The rat terrier is not the most active breed but she too needs a lot of physical stimulation for her general health and wellbeing.
If you have kids at home, they will tire the dog out and vice versa. Still, consider taking the dog with you during your runs, jogs, walks, and hikes.
Without at least 30 minutes of walks every day, your dog may become bored.
If you know a thing or two about basenjis, you probably understand that they are escape artists. Even a strong fence cannot stand up to the breed if she is bored and in need of some entertainment and stimulation.
Because of this, keep the dog on a leash at all times and let her expend energy daily.
The mix between a basenji and a rat terrier is an intelligent dog and one that can easily learn commands.
Unfortunately, she can also be stubborn and strong-willed. You will have to work hard to catch her attention and get her to be present.
A firm alpha leader is also necessary to get the dog to focus during training.
To score high, make the training sessions short to keep her attentive and present.
If possible, tire her out before training to get her head in the game. She can have a strong prey drive and want to chase after anything that moves.
Also, positive reinforcement goes a long way in making training effective.
When it comes to the health of a dog, some factors come into play. These include care accorded to the dog, health of the parents, and diet, just to mention a few.

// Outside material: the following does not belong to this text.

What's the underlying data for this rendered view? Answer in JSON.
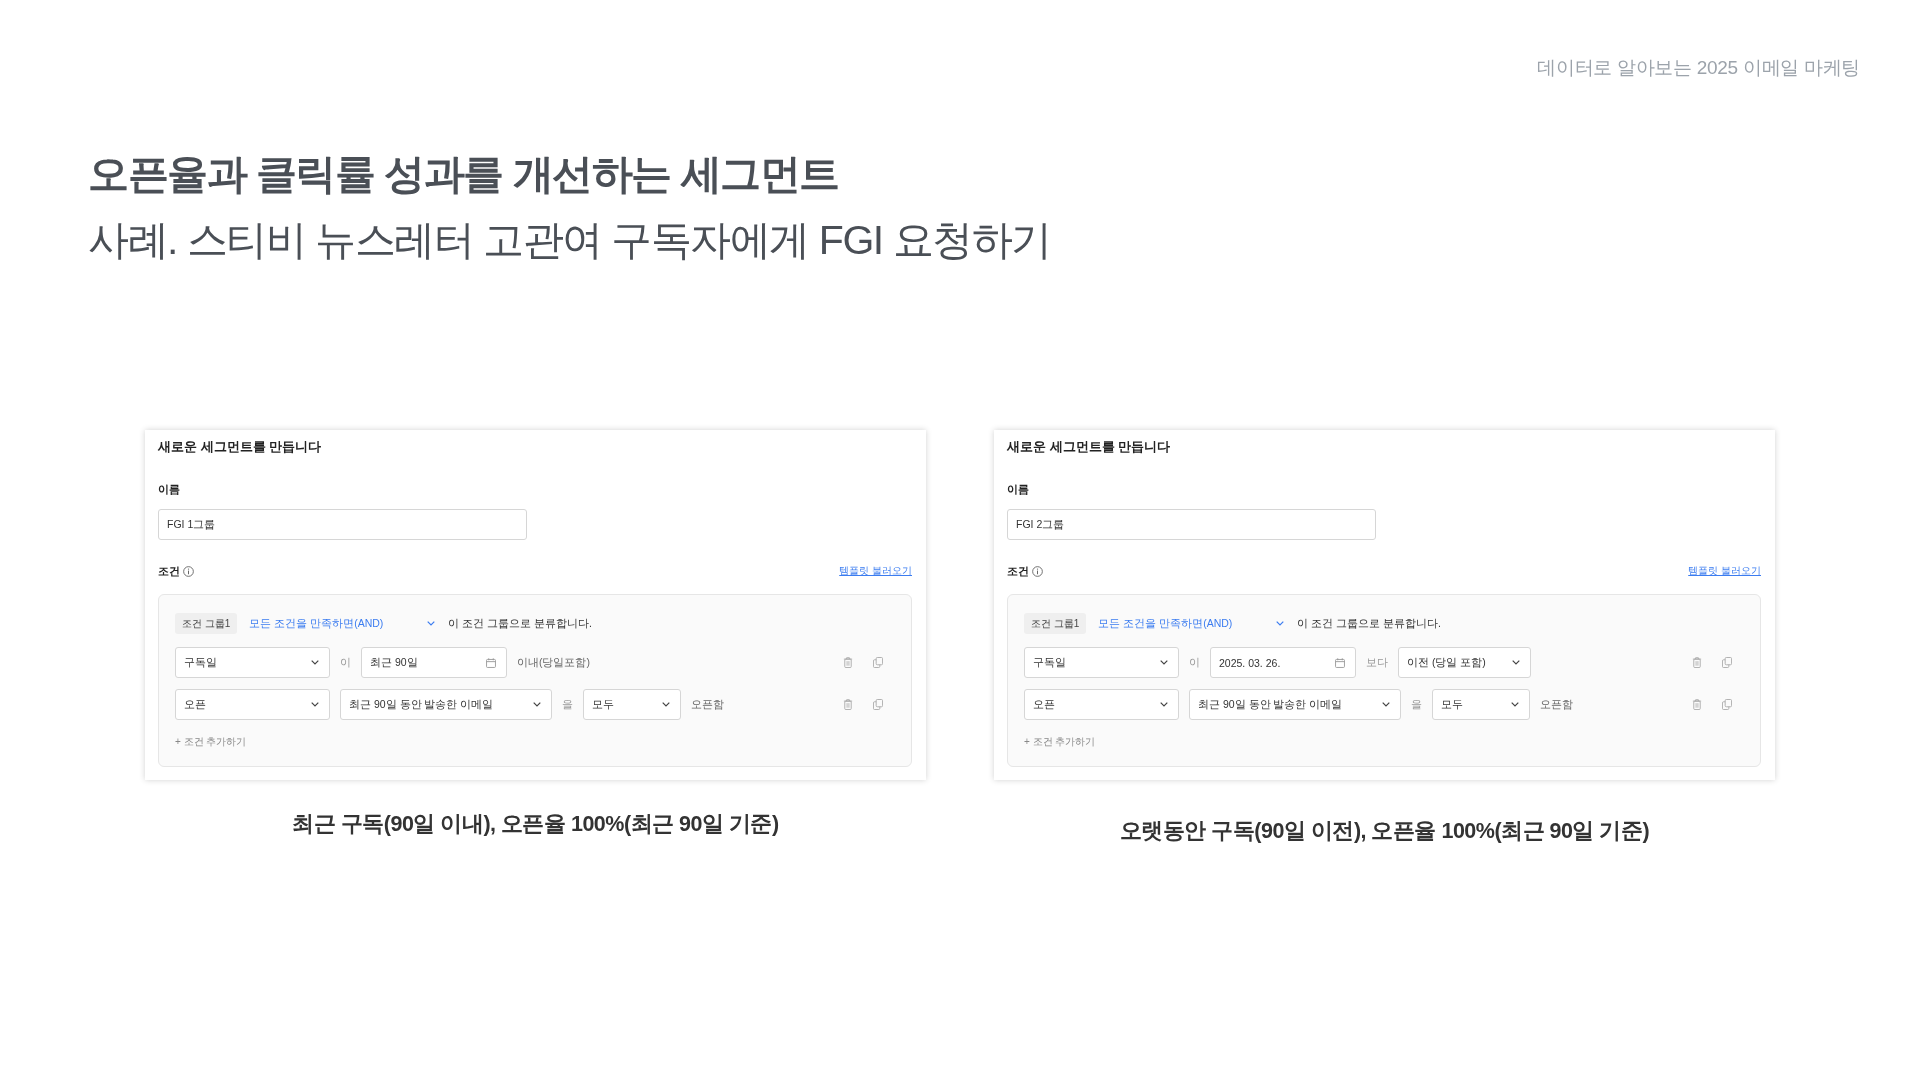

One basenji rat terrier mix may enjoy a long healthy life while another one may take the opposite direction. That said, some health complications are specific to certain breeds.
Rat terriers are susceptible to Legg-Calve-Perthes disease, patellar luxation, cardiac and eye disorders.
On the opposite hand, basenjis are prone to hip dysplasia, patellar luxation, corneal atrophy, Basenji enteropathy, Fanconi syndrome, and progressive retinal atrophy among others.
That’s about all you need to know about a basenji rat terrier mix.
Like all breeds, the mix comes with good and challenging qualities.
If you can handle the challenges, you will get to enjoy the good.
Make the right choice!
Image sources: 1, 2, 3
Sable M. is a canine chef, professional pet blogger, and proud owner of two male dogs. I have been an animal lover all my life, with dogs holding a special place in my heart. Initially, I created this blog to share recipes, tips, and any relevant information on healthy homemade dog treats. But because of my unrelenting passion to make a difference in the world of dogs, I have expanded the blog’s scope to include the best information and recommendations about everything dog lovers need to know about their canine friends’ health and wellbeing. My mission now is to find the most helpful content on anything related to dogs and share it with fellow hardworking hound lovers. While everything I share is in line with the latest evidence-based veterinarian health guidelines, nothing should be construed as veterinary advice. Please contact your vet in all matters regarding your Fido’s health.